Schoolteachers frequently observe certain forms of uncharacteristic behavior, often emotional, from their students and just chalk it up to hormones. In the human body, hormones are chemical messengers, released by specialized cells, that journey through the bloodstream, controlling functional activities of targets throughout the body. They are generated by a variety of tissues in the endocrine system, the last body system to be discovered.

This opportunity to meet your hormones is facilitated by Whitlock and Temple’s captivating explanations that introduce their readers to the different types of hormones (proteins, peptides, steroids, and amines), their molecular structures, molecular size variations, manufacture, evolution, functions, techniques of action and interaction, and the ways they help to organize and manage the lives of humans as well as animals, plants, and even microorganisms.

Hormones are related to or involved in numerous actions that people experience, even if they are not aware of them. Among many others, this alphabet of experiences includes appetite, bone formation, cell renewal, diabetes, energy regulation, fetal development, growth, hangover, immune response, jet lag, keeping glucose levels controlled, libido, menstrual cycle, obsessive-compulsive disorder, pregnancy, rhythms of the body, stress management, transgender treatment, uterine lining maintenance, voice change, and water balance regulation. By reading this book, one can learn which hormones are connected to each of these experiences.

There is much to attract a reader’s attention in this intriguing book. Here is a mere sampling of the interesting and sometimes surprising items you can find in this book:

  • how an “express lane” guarantees that hormones arrive at their target cells without getting lost in the bloodstream

  • how a hormone’s affinity for water or fat influences the ways it interacts with target cells

  • how urine from nuns was involved in the births of test tube babies

  • why teenagers often enjoy staying up late at night and sleeping late in the morning

  • the hormone whose use has been banned by the International Olympic Committee

  • the pregnancy-test record found on an Egyptian papyrus

  • the bizarre experiment of the Mauritian doctor who tried to discover the Fountain of Youth

  • the differences in the functions of hormones known as primary and secondary messengers

  • why the wives of Henry VIII may have had a tendency for miscarriages

  • the explanation of intersex

  • how hormones could be related to hangovers

  • the way that hormones might impact profits on certain days for male stock market traders

  • the reason a surgeon transplanted a piece of monkey testis into a man’s testis

  • the common vitamin that is more accurately categorized as a hormone

  • how a high estrogen level can affect a woman or a man

  • how hormones might be related to bed wetting

  • possible phenomena experienced by male and female athletes who overexercise

  • why a user of the drug “Ecstasy” might fall into a coma

  • why female and male sex hormones are produced by both sexes

  • how to protect oneself from the ~800 chemicals called endocrine disruptors
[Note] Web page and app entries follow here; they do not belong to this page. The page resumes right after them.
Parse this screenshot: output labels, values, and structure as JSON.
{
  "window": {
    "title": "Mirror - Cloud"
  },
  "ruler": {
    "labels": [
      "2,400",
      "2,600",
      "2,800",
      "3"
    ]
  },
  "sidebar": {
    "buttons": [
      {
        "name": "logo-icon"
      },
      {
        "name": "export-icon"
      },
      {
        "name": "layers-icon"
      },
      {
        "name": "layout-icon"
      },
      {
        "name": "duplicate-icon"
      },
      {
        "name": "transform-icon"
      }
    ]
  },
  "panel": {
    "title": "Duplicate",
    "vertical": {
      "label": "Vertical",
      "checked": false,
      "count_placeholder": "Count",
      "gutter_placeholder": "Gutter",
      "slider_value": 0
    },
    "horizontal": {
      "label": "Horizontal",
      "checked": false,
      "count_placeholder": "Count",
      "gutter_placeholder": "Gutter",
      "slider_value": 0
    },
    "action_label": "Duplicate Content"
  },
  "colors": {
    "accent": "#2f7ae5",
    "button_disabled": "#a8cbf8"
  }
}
Meet Your Hormones is a captivating, eloquently written, user-friendly volume, packed with information and analysis of hormones, their activities, and their significance. Its design –consisting mainly of short, concentrated scripts accompanied by simple, compelling illustrations and graphics – is easy to use. It is appropriate for adult, college, and high school readers and possibly even middle school readers with parent or teacher approval. In addition to an index, the book includes a glossary and suggestions for further reading. As the authors point out repeatedly throughout, “Happy Hormones, Happy Day.”

Richard Lord
Retired Biology Teacher
Presque Isle High School
Presque Isle, ME 04769
rnlord@aol.com